The problem: Repeat the data exactly, please; no pictures belong in the copy.

Collection entries
▬▬▬

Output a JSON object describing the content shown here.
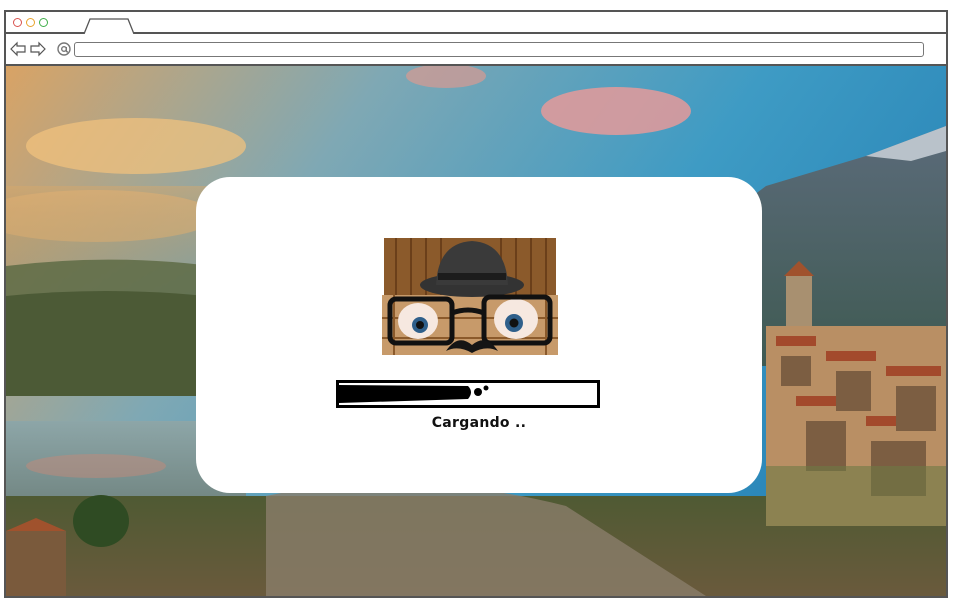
{
  "browser": {
    "window_buttons": [
      "close",
      "minimize",
      "maximize"
    ],
    "back_icon": "back-arrow-icon",
    "forward_icon": "forward-arrow-icon",
    "site_icon": "at-sign-icon",
    "address": ""
  },
  "loader": {
    "status_text": "Cargando ..",
    "progress": 0.5,
    "mascot": "wooden-house-with-fedora-hat-glasses-eyes-and-mustache"
  },
  "colors": {
    "close": "#d9534f",
    "minimize": "#e8a32c",
    "maximize": "#3fae49",
    "dialog_bg": "#ffffff",
    "progress_fill": "#000000"
  }
}
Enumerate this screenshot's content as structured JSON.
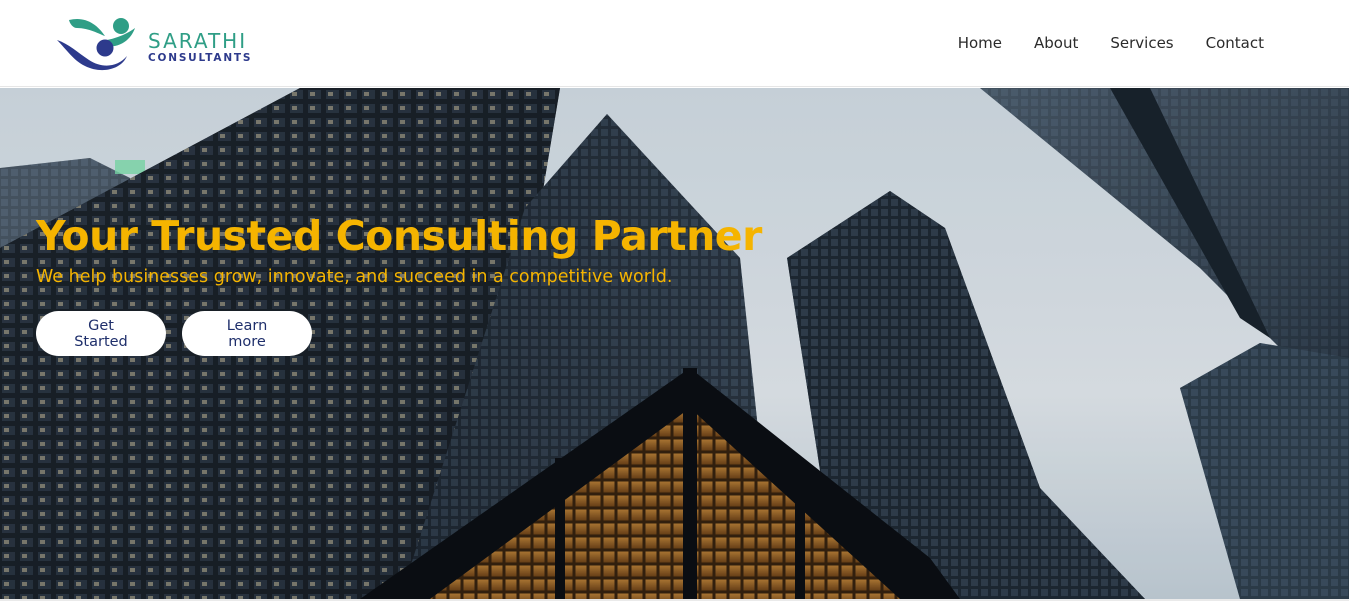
{
  "brand": {
    "name": "SARATHI",
    "tagline": "CONSULTANTS",
    "colors": {
      "primary": "#2f9e86",
      "secondary": "#2d3a8c"
    }
  },
  "nav": {
    "items": [
      {
        "label": "Home"
      },
      {
        "label": "About"
      },
      {
        "label": "Services"
      },
      {
        "label": "Contact"
      }
    ]
  },
  "hero": {
    "title": "Your Trusted Consulting Partner",
    "subtitle": "We help businesses grow, innovate, and succeed in a competitive world.",
    "accent_color": "#f5b400",
    "buttons": {
      "primary_label": "Get Started",
      "secondary_label": "Learn more"
    }
  }
}
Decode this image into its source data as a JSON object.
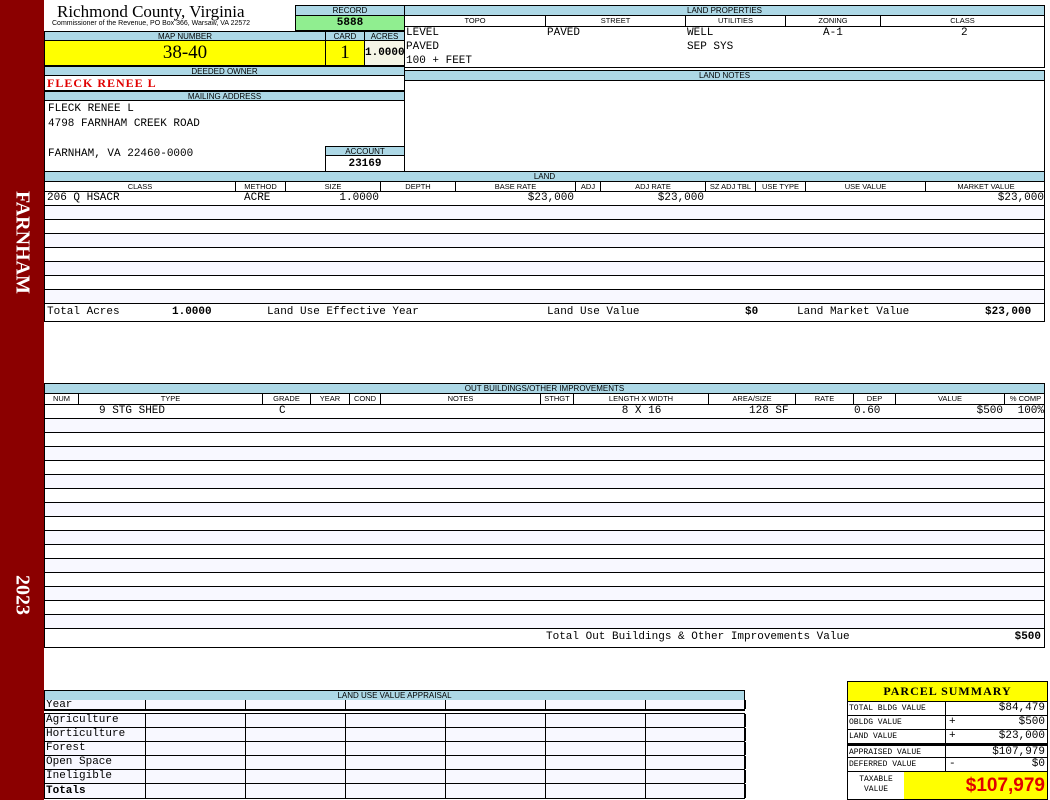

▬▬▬

Answer to this problem:
Output a JSON object describing the content shown here.
{
  "browser": {
    "window_buttons": [
      "close",
      "minimize",
      "maximize"
    ],
    "back_icon": "back-arrow-icon",
    "forward_icon": "forward-arrow-icon",
    "site_icon": "at-sign-icon",
    "address": ""
  },
  "loader": {
    "status_text": "Cargando ..",
    "progress": 0.5,
    "mascot": "wooden-house-with-fedora-hat-glasses-eyes-and-mustache"
  },
  "colors": {
    "close": "#d9534f",
    "minimize": "#e8a32c",
    "maximize": "#3fae49",
    "dialog_bg": "#ffffff",
    "progress_fill": "#000000"
  }
}
Enumerate this screenshot's content as structured JSON.
{
  "brand": {
    "name": "SARATHI",
    "tagline": "CONSULTANTS",
    "colors": {
      "primary": "#2f9e86",
      "secondary": "#2d3a8c"
    }
  },
  "nav": {
    "items": [
      {
        "label": "Home"
      },
      {
        "label": "About"
      },
      {
        "label": "Services"
      },
      {
        "label": "Contact"
      }
    ]
  },
  "hero": {
    "title": "Your Trusted Consulting Partner",
    "subtitle": "We help businesses grow, innovate, and succeed in a competitive world.",
    "accent_color": "#f5b400",
    "buttons": {
      "primary_label": "Get Started",
      "secondary_label": "Learn more"
    }
  }
}
Decode this image into its source data as a JSON object.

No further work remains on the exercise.